WHAT YOU HAVE TO DO :: What you return should be every line of the material, unchanged.

EXTRACTED DATA ::
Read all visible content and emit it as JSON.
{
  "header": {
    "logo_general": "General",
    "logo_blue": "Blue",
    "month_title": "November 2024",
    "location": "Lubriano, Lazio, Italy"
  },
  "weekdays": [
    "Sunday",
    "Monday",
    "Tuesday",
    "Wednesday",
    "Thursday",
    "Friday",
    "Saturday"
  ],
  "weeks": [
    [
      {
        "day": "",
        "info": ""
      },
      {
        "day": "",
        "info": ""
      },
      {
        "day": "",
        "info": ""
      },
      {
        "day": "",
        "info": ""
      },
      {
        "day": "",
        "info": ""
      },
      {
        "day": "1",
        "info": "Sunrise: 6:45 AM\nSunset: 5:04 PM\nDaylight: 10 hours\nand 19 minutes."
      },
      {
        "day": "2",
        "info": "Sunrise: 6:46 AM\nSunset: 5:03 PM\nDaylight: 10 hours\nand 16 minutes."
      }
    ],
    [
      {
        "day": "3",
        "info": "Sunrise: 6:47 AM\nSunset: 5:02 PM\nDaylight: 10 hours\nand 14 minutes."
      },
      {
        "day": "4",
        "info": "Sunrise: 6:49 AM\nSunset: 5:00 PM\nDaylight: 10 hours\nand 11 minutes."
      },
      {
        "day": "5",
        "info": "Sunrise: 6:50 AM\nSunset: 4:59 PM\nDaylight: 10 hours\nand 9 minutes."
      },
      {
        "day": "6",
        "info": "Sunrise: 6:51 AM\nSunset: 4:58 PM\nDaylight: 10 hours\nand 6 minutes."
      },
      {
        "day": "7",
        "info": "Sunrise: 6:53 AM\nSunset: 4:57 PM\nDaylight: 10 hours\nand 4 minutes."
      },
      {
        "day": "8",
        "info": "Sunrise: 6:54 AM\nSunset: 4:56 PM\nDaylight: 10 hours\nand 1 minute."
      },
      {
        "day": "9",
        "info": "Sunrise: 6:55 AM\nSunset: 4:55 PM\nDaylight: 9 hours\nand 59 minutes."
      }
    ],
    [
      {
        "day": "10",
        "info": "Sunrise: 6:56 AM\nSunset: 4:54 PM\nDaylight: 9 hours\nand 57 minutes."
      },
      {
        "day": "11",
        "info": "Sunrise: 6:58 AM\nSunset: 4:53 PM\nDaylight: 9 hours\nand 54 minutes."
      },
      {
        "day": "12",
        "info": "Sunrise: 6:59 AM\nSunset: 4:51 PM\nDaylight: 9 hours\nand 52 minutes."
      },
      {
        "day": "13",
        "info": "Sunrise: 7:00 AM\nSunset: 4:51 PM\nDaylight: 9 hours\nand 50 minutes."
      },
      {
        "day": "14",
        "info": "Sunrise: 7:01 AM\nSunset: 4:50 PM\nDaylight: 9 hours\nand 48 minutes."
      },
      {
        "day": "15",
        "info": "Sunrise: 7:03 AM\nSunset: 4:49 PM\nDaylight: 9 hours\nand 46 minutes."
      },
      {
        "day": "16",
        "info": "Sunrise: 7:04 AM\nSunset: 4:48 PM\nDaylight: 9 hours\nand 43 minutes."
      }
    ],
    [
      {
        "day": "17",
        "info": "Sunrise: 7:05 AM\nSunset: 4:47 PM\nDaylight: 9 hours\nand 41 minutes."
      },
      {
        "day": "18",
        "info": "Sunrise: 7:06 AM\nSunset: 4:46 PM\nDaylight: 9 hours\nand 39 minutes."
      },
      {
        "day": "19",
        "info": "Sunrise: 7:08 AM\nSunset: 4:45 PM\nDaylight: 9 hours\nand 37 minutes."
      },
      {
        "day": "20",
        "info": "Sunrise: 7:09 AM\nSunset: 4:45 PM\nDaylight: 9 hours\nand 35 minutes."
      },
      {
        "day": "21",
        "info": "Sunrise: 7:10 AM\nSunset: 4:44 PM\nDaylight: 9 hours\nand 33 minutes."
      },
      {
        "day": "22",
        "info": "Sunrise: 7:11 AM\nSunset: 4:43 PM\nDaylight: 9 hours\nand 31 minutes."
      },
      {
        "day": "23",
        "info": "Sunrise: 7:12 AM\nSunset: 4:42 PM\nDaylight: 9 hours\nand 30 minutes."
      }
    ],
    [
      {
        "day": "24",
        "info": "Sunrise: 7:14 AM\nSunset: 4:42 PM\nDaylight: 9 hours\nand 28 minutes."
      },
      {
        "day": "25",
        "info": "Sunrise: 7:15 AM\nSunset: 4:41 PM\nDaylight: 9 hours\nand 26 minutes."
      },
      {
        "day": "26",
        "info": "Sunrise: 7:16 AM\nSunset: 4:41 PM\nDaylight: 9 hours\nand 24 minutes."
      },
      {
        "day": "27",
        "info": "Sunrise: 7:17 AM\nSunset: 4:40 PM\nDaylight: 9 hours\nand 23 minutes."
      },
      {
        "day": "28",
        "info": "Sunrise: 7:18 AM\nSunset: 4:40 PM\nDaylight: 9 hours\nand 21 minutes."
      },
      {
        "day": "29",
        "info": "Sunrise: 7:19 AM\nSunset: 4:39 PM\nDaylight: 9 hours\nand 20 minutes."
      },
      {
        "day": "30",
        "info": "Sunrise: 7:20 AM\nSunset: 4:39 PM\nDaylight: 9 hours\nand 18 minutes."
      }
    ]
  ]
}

TASK RESULT ::
Read all visible content and emit it as JSON.
{
  "header": {
    "logo_general": "General",
    "logo_blue": "Blue",
    "month_title": "November 2024",
    "location": "Lubriano, Lazio, Italy"
  },
  "weekdays": [
    "Sunday",
    "Monday",
    "Tuesday",
    "Wednesday",
    "Thursday",
    "Friday",
    "Saturday"
  ],
  "weeks": [
    [
      {
        "day": "",
        "info": ""
      },
      {
        "day": "",
        "info": ""
      },
      {
        "day": "",
        "info": ""
      },
      {
        "day": "",
        "info": ""
      },
      {
        "day": "",
        "info": ""
      },
      {
        "day": "1",
        "info": "Sunrise: 6:45 AM\nSunset: 5:04 PM\nDaylight: 10 hours\nand 19 minutes."
      },
      {
        "day": "2",
        "info": "Sunrise: 6:46 AM\nSunset: 5:03 PM\nDaylight: 10 hours\nand 16 minutes."
      }
    ],
    [
      {
        "day": "3",
        "info": "Sunrise: 6:47 AM\nSunset: 5:02 PM\nDaylight: 10 hours\nand 14 minutes."
      },
      {
        "day": "4",
        "info": "Sunrise: 6:49 AM\nSunset: 5:00 PM\nDaylight: 10 hours\nand 11 minutes."
      },
      {
        "day": "5",
        "info": "Sunrise: 6:50 AM\nSunset: 4:59 PM\nDaylight: 10 hours\nand 9 minutes."
      },
      {
        "day": "6",
        "info": "Sunrise: 6:51 AM\nSunset: 4:58 PM\nDaylight: 10 hours\nand 6 minutes."
      },
      {
        "day": "7",
        "info": "Sunrise: 6:53 AM\nSunset: 4:57 PM\nDaylight: 10 hours\nand 4 minutes."
      },
      {
        "day": "8",
        "info": "Sunrise: 6:54 AM\nSunset: 4:56 PM\nDaylight: 10 hours\nand 1 minute."
      },
      {
        "day": "9",
        "info": "Sunrise: 6:55 AM\nSunset: 4:55 PM\nDaylight: 9 hours\nand 59 minutes."
      }
    ],
    [
      {
        "day": "10",
        "info": "Sunrise: 6:56 AM\nSunset: 4:54 PM\nDaylight: 9 hours\nand 57 minutes."
      },
      {
        "day": "11",
        "info": "Sunrise: 6:58 AM\nSunset: 4:53 PM\nDaylight: 9 hours\nand 54 minutes."
      },
      {
        "day": "12",
        "info": "Sunrise: 6:59 AM\nSunset: 4:51 PM\nDaylight: 9 hours\nand 52 minutes."
      },
      {
        "day": "13",
        "info": "Sunrise: 7:00 AM\nSunset: 4:51 PM\nDaylight: 9 hours\nand 50 minutes."
      },
      {
        "day": "14",
        "info": "Sunrise: 7:01 AM\nSunset: 4:50 PM\nDaylight: 9 hours\nand 48 minutes."
      },
      {
        "day": "15",
        "info": "Sunrise: 7:03 AM\nSunset: 4:49 PM\nDaylight: 9 hours\nand 46 minutes."
      },
      {
        "day": "16",
        "info": "Sunrise: 7:04 AM\nSunset: 4:48 PM\nDaylight: 9 hours\nand 43 minutes."
      }
    ],
    [
      {
        "day": "17",
        "info": "Sunrise: 7:05 AM\nSunset: 4:47 PM\nDaylight: 9 hours\nand 41 minutes."
      },
      {
        "day": "18",
        "info": "Sunrise: 7:06 AM\nSunset: 4:46 PM\nDaylight: 9 hours\nand 39 minutes."
      },
      {
        "day": "19",
        "info": "Sunrise: 7:08 AM\nSunset: 4:45 PM\nDaylight: 9 hours\nand 37 minutes."
      },
      {
        "day": "20",
        "info": "Sunrise: 7:09 AM\nSunset: 4:45 PM\nDaylight: 9 hours\nand 35 minutes."
      },
      {
        "day": "21",
        "info": "Sunrise: 7:10 AM\nSunset: 4:44 PM\nDaylight: 9 hours\nand 33 minutes."
      },
      {
        "day": "22",
        "info": "Sunrise: 7:11 AM\nSunset: 4:43 PM\nDaylight: 9 hours\nand 31 minutes."
      },
      {
        "day": "23",
        "info": "Sunrise: 7:12 AM\nSunset: 4:42 PM\nDaylight: 9 hours\nand 30 minutes."
      }
    ],
    [
      {
        "day": "24",
        "info": "Sunrise: 7:14 AM\nSunset: 4:42 PM\nDaylight: 9 hours\nand 28 minutes."
      },
      {
        "day": "25",
        "info": "Sunrise: 7:15 AM\nSunset: 4:41 PM\nDaylight: 9 hours\nand 26 minutes."
      },
      {
        "day": "26",
        "info": "Sunrise: 7:16 AM\nSunset: 4:41 PM\nDaylight: 9 hours\nand 24 minutes."
      },
      {
        "day": "27",
        "info": "Sunrise: 7:17 AM\nSunset: 4:40 PM\nDaylight: 9 hours\nand 23 minutes."
      },
      {
        "day": "28",
        "info": "Sunrise: 7:18 AM\nSunset: 4:40 PM\nDaylight: 9 hours\nand 21 minutes."
      },
      {
        "day": "29",
        "info": "Sunrise: 7:19 AM\nSunset: 4:39 PM\nDaylight: 9 hours\nand 20 minutes."
      },
      {
        "day": "30",
        "info": "Sunrise: 7:20 AM\nSunset: 4:39 PM\nDaylight: 9 hours\nand 18 minutes."
      }
    ]
  ]
}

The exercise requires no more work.